Start Adding Ginger Beer To Your Meat Marinades And Thank Us Later

If you want highly flavored, tender, juicy meat, it might be time to mix some ginger beer into something besides your Moscow mule. Adding ginger beer to your marinade not only adds a punchy ginger flavor, but it adds sugar, acid, and carbonation. The fermented ginger is a flavor blast — that much you knew already. The sugar will help the meat brown, accelerating the Maillard reaction and giving you a deliciously savory exterior. The acid and carbonation, on the other hand, help tenderize and improve the experience of the cooked meat.

A study published in the Nigerian Journal of Animal Production found that of lime juice, pawpaw leaf extract, and carbonated drink marinades, the carbonated drink marinade resulted in the best piece of beef. It had the "best overall acceptability concerning sensory test[s]," the best color — even though the carbonated drink was colorless — and the least loss of moisture in refrigeration and cooking.

Depending on your marinade, you can use either ginger beer or ginger ale. Generally speaking, ginger beer will have a stronger, spicier ginger flavor and lighter sweetness — while a ginger ale will have a milder, sweeter flavor. They'll both have similar pH levels, hovering between three and three and a half, so it really comes down to what kind of flavor profile you want to achieve: Ginger beer? Stronger taste thanks to real ginger. Ginger ale? Milder taste thanks to ginger syrup.

Why does acid matter?

You may have noticed that many marinades have, at their base (no pun intended), an acid. That may be citrus juice, tomato juice, yogurt, or buttermilk. It's not just because it tastes delicious; there's a practical reason for it that cultures have picked up on over centuries. The acid is what makes it work.

A study in the 2010 issue of Meat Science showed that marinades with a lower pH — higher acidity — had a higher absorption during marinating. Acidic marinades have been proven to cause swelling of meat fibers, which tenderizes and flavors the meat, and various studies have shown that they can actually lower the temperatures at which gelatinization of collagen occurs, making the meat seem juicier. The study notes that the length of time meat is left to marinate vastly improves absorption rates as well.

Adding ginger beer to your marinade, with its acidic pH of three-ish, lowers the overall pH of your marinade. The study found that a marinade pH between 3.8 and 4.2 was most effective in absorption. Adding other things to it like oil or water will raise the pH, but adding additional acids will help bring it back down.

Mixing ginger beer into your marinades

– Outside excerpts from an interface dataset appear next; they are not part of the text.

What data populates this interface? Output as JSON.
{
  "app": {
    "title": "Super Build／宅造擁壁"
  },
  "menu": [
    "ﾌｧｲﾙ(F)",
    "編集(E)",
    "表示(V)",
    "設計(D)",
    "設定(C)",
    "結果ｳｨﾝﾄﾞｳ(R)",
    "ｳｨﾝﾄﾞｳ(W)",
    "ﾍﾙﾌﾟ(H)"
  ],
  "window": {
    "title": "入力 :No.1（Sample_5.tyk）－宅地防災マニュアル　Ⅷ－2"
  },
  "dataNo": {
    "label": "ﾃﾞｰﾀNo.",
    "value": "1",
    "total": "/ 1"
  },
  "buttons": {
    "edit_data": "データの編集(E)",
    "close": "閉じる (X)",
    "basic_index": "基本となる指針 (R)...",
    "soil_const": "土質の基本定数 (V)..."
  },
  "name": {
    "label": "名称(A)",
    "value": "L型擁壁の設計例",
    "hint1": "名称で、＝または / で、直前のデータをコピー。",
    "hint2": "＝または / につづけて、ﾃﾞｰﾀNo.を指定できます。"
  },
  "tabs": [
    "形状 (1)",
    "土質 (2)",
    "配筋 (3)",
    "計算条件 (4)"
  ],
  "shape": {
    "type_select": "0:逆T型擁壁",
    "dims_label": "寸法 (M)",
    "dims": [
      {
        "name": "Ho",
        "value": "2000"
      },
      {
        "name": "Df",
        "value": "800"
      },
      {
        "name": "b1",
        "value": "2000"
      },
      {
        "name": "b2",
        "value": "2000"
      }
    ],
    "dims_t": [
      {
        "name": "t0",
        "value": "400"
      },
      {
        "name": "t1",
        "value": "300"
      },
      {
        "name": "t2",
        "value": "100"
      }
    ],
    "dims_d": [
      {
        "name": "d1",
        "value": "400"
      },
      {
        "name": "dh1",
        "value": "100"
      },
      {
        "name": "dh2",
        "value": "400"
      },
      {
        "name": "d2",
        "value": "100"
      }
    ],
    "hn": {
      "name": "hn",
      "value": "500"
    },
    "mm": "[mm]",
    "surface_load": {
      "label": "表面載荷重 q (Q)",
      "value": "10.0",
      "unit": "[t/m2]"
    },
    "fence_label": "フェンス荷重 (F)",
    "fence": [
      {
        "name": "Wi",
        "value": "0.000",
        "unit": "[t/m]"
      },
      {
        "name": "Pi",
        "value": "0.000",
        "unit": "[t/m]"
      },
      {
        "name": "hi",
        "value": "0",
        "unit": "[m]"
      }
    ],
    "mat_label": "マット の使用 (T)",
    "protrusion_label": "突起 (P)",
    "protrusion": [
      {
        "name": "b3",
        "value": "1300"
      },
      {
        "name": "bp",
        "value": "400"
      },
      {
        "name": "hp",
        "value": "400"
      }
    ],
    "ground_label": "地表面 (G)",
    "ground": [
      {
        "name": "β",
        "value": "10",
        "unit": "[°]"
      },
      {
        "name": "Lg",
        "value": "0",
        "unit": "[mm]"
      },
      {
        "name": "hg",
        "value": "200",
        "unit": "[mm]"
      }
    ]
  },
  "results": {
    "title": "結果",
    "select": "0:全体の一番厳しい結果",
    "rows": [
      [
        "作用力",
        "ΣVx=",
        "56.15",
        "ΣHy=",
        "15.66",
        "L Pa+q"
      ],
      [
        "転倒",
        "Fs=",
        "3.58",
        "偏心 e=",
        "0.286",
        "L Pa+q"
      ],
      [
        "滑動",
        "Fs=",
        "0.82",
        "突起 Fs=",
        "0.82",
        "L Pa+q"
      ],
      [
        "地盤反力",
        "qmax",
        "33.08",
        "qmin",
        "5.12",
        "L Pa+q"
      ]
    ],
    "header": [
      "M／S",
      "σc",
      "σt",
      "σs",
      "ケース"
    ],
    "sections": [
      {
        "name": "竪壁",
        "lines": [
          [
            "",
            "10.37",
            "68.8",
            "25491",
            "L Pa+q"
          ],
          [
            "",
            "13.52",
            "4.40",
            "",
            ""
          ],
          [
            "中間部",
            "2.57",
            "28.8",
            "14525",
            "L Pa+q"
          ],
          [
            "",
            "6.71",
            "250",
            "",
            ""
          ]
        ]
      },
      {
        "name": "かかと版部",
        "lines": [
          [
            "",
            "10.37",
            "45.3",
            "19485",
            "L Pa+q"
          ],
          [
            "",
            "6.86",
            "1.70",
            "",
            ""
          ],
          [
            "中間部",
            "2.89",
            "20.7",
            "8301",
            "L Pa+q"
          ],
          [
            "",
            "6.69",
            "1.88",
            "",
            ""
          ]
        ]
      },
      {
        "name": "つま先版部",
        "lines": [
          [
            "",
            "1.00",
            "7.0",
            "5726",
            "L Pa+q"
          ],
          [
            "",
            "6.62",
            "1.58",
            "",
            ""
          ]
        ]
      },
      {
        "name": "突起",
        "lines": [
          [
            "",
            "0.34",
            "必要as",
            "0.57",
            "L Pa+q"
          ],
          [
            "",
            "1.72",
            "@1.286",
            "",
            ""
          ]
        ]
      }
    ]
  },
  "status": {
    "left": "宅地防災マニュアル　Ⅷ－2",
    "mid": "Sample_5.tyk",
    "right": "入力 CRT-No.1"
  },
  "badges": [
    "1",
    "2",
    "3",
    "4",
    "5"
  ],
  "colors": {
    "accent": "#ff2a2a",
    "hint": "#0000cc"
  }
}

When you're thinking about marinating your meat with ginger beer, consider flavors that already pair well with ginger. Ginger and citrus juice, for example, are easy to build off of. Ginger beer and lime could be paired with cilantro or lemongrass for a Thai, Vietnamese, or Mexican dish. Ginger beer and orange could use a touch of allspice or chili for a Chinese dish. Ginger beer and lemon could be mixed with rosemary and thyme for something a little more Mediterranean.

But you can branch out from there by combining ginger beer with elements like apple cider or apple cider vinegar, a particularly delicious combination for pork. Or you could mix it with balsamic vinegar and sage to play up the warm woodiness of it. You could cut it with tropical juices like pineapple, mango, or passionfruit. Amp it up with jerk spices for a different take on its warm woodiness.

You can take your cue from sticky ginger garlic wings, mixing ginger beer with garlic, soy sauce, and a bit of maple syrup. Pop it into a marinade for whiskey ginger salmon. Experimentation with flavors you already know by playing a mental association game can help you turn ginger beer into your new favorite marinade.